So like those who entered the Temple of Apollo at Delphi, like Socrates and like Neo in the Matrix, I need to know myself. I need to be honest about my faults, failings and fears, the way I react to situations and how to find confidence in myself.

And I think most of all I need to be patient (Hebrews 12:1).

Jack Daniels


JD posterJack Daniel‘s poster at Embankment Station

I really hate when adverts suck me in. Even while my conscious mind fights the lure of a well-crafted piece of advertising I am drawn inexorably into an Altantic drift of interest and amusement. Fuckers.

For personal reasons Jack Daniel’s will always be somewhere close to my heart, but the essence of what their advertising says is something that strikes a chord even closer to home.

The JD brand is about tradition being a beautiful thing. It says that taking the time to wait for the maturing of good bourbon is as important as daily shifts of lugging barrels here and there. It says that the dynamic of work and rest is a good thing. JD invites you to partake of a drink that means more than a swift glug of something alcoholic to numb the senses.

Tradition is – or can be – a beautiful thing. But before I wax lyrical in order to make some kind of comparison with church and a life of faith, I need to focus in on what this poster says in particular.

Ask a Barrelman how many people work at Jack Daniel’s and he’ll tell you “About half of them.”

How often do we consider the people around us to be slackers?

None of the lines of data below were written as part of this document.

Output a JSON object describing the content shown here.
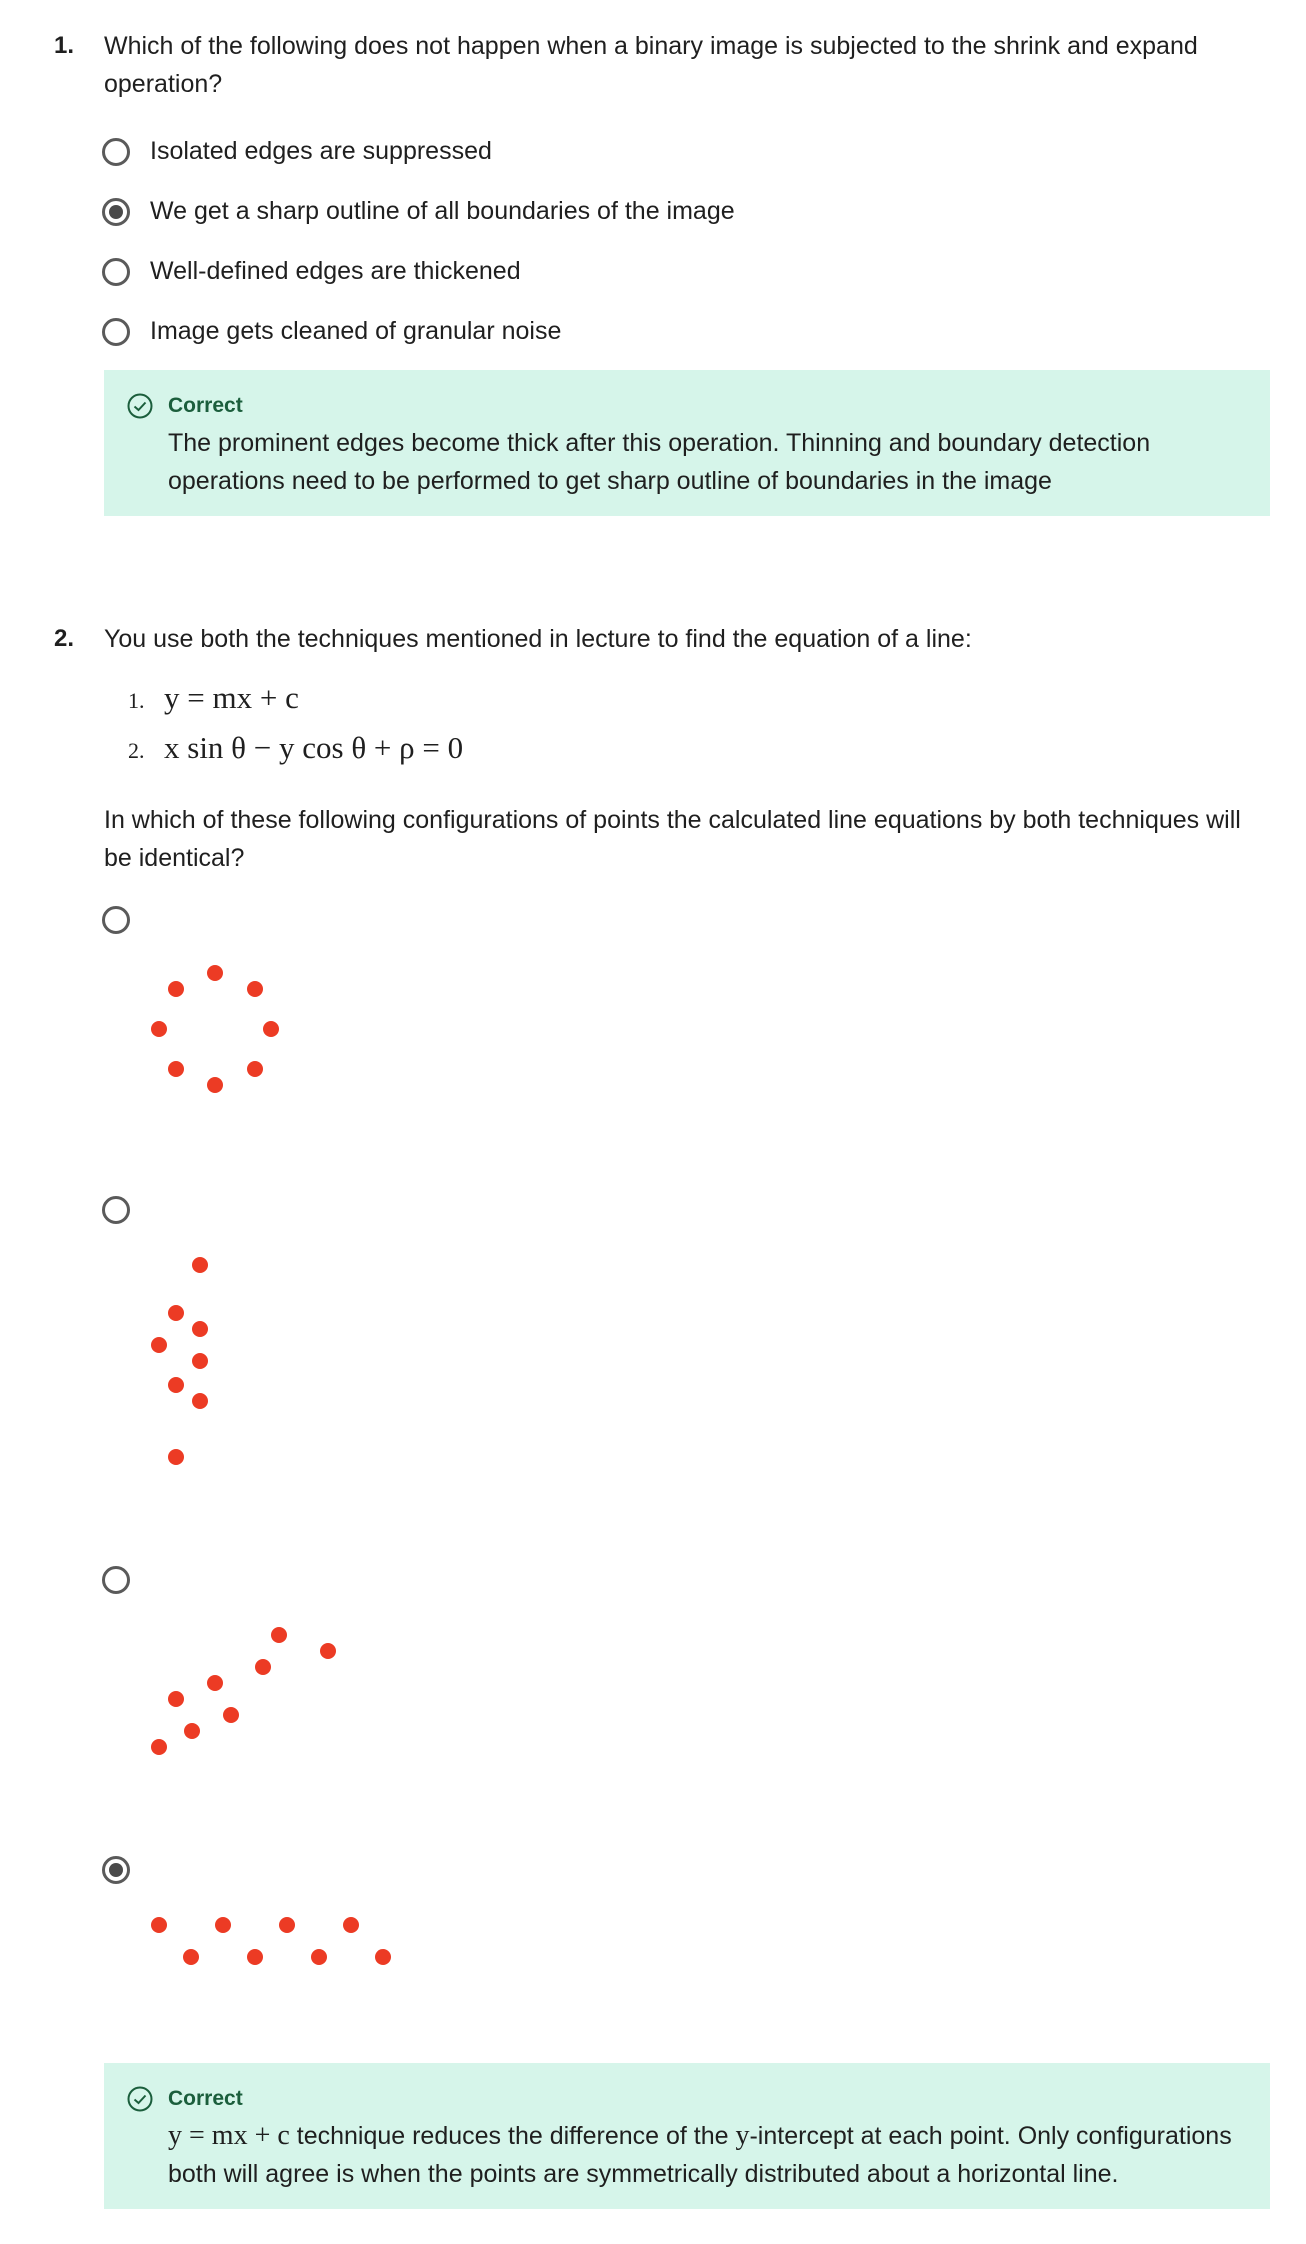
{
  "questions": [
    {
      "number": "1.",
      "prompt": "Which of the following does not happen when a binary image is subjected to the shrink and expand operation?",
      "options": [
        {
          "label": "Isolated edges are suppressed",
          "selected": false
        },
        {
          "label": "We get a sharp outline of all boundaries of the image",
          "selected": true
        },
        {
          "label": "Well-defined edges are thickened",
          "selected": false
        },
        {
          "label": "Image gets cleaned of granular noise",
          "selected": false
        }
      ],
      "feedback": {
        "title": "Correct",
        "body": "The prominent edges become thick after this operation. Thinning and boundary detection operations need to be performed to get sharp outline of boundaries in the image"
      }
    },
    {
      "number": "2.",
      "prompt": "You use both the techniques mentioned in lecture to find the equation of a line:",
      "equations": [
        {
          "num": "1.",
          "text": "y = mx + c"
        },
        {
          "num": "2.",
          "text": "x sin θ − y cos θ + ρ = 0"
        }
      ],
      "question": "In which of these following configurations of points the calculated line equations by both techniques will be identical?",
      "options": [
        {
          "selected": false,
          "points_label": "circle"
        },
        {
          "selected": false,
          "points_label": "vertical-cluster"
        },
        {
          "selected": false,
          "points_label": "diagonal"
        },
        {
          "selected": true,
          "points_label": "zigzag"
        }
      ],
      "feedback": {
        "title": "Correct",
        "math": "y = mx + c",
        "text_a": " technique reduces the difference of the ",
        "math_var": "y",
        "text_b": "-intercept at each point. Only configurations both will agree is when the points are symmetrically distributed about a horizontal line."
      }
    }
  ],
  "colors": {
    "dot": "#ec3b24",
    "feedback_bg": "#d6f5ea",
    "feedback_title": "#1b5e3c"
  }
}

To hear of our friends’ working hours and feel envy, to read of the salaries of those in the media and wonder how deserved that is, to glance at our neighbour and wonder about their own working life.

It’s easy to resort to a rosy glow of history to make some kind of sociological point, but I do find myself wondering about working hours and working attitudes of now compared to those in the past. In this country of ours we exploit the esoteric knowledge base of employees more than practical skills: hedge fund managers on millions, a whole industry based on “management consultancy”, lawyers revered over teachers. This kind of working makes it difficult to encourage the dynamic of ebb and flow, work and rest, play and practicality. At what point do we wait for maturation?

This advert works because it invites the busy London commuters with their astronomical mortgages and stressful work environments to imagine a life where the barrels have been set and the porch benches rock gently in the calm breeze.

Meeting new people (1)


rajStudents Urge for Immediate Permanent Ceasefire in Sri Lanka

Raj was very unassuming as he wandered onto the tube. So unlike the rest of us arrayed in our fashionable finery, which said little more about ourselves than how much we might spend on not looking too plebeian, he walked on to a few worried glances.

He had spent the last few days protesting against British foreign policy in Sri Lanka.

We had only 2 stops for me to attempt to learn his life story. Definitely not long enough. I do know that he’s starting a post-graduate degree in Economics here in London, in part because he doesn’t feel he would have the same educational opportunities back in his home country.

It was liberating going up to the person in the carriage that everyone else is studiously trying to ignore in order to start a conversation.

It was also fascinating to see a protester on the move. Next I want to see a sports’ mascot as they make their way to the place where they stop looking out of place…